* _Records provided_
[Start of Attachment]

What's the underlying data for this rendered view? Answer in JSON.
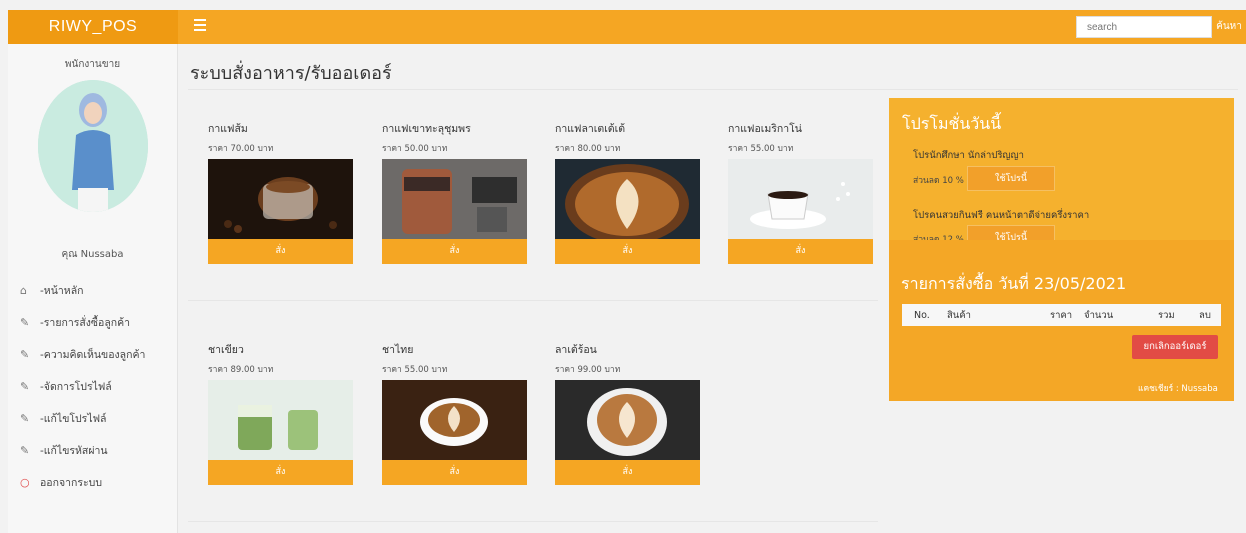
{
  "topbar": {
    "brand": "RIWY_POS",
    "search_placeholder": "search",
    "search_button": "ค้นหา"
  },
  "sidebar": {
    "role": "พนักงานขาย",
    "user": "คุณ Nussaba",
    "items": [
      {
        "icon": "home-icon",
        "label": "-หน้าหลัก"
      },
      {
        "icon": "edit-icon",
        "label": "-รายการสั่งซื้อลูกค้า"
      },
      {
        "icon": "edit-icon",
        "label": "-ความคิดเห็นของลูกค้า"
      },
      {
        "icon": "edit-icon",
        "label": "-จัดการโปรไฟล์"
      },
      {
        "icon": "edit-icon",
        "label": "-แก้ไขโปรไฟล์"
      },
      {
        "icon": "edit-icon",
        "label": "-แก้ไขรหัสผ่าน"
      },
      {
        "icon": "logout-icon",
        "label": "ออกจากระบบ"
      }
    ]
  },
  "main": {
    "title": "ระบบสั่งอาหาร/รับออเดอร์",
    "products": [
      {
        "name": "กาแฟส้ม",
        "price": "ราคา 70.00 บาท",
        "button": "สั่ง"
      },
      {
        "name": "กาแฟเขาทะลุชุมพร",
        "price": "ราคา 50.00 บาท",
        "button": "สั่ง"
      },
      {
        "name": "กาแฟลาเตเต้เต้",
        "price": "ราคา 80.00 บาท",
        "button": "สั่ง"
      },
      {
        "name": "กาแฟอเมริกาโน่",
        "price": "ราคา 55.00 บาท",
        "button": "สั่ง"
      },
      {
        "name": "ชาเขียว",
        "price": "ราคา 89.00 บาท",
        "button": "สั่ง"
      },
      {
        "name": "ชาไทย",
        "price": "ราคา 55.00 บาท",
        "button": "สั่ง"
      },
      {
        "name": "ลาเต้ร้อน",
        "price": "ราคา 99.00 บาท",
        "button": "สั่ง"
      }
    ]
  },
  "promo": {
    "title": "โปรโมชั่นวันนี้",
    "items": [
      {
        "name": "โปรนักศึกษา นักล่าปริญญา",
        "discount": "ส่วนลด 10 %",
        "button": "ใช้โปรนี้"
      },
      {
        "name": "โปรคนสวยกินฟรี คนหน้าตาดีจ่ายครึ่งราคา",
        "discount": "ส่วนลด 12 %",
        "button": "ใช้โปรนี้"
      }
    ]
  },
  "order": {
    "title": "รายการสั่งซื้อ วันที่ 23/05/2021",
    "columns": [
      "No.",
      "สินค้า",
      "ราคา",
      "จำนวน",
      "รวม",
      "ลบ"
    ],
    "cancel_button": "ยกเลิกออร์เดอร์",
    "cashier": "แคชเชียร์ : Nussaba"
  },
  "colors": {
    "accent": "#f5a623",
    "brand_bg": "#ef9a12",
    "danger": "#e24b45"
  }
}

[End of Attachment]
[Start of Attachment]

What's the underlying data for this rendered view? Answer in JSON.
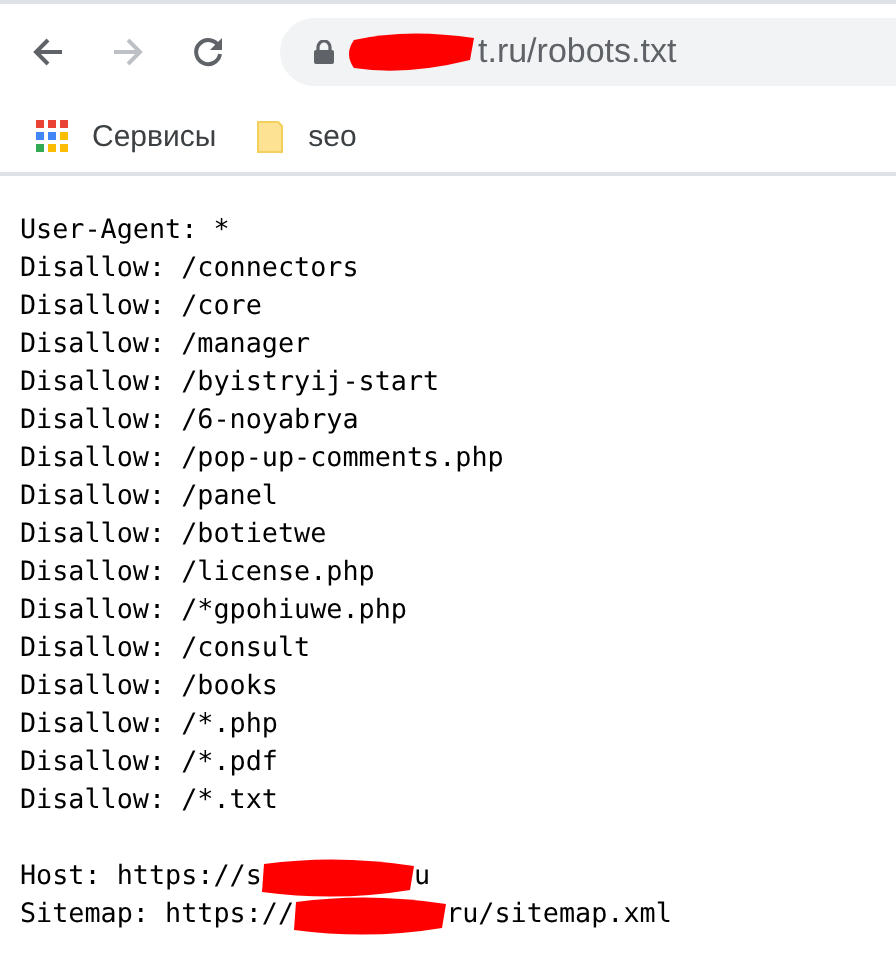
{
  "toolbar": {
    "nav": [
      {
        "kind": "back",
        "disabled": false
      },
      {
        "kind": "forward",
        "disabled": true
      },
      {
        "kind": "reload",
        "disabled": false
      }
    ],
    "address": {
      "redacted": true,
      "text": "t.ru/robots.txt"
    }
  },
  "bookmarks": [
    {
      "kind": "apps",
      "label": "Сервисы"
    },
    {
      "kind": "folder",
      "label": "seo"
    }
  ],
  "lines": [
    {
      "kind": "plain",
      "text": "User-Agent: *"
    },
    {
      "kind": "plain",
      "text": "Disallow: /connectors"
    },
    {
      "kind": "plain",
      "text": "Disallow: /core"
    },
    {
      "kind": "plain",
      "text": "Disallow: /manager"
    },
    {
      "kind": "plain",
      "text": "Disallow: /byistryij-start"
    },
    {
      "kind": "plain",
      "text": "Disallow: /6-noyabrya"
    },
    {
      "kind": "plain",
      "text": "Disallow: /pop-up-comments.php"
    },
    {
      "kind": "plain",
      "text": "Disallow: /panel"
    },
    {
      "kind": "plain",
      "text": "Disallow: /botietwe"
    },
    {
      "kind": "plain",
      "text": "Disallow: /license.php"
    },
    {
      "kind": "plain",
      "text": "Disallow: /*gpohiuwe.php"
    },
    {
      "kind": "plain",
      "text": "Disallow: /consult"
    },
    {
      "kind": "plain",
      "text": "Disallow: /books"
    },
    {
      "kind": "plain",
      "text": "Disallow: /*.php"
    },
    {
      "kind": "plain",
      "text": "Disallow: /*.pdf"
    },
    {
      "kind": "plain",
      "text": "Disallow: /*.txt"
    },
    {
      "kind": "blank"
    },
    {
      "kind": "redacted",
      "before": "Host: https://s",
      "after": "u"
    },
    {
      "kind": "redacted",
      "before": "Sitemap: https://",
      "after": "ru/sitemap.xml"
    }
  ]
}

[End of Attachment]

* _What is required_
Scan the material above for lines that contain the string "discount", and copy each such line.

* _Solution to the problem_
        "discount": "ส่วนลด 10 %",
        "discount": "ส่วนลด 12 %",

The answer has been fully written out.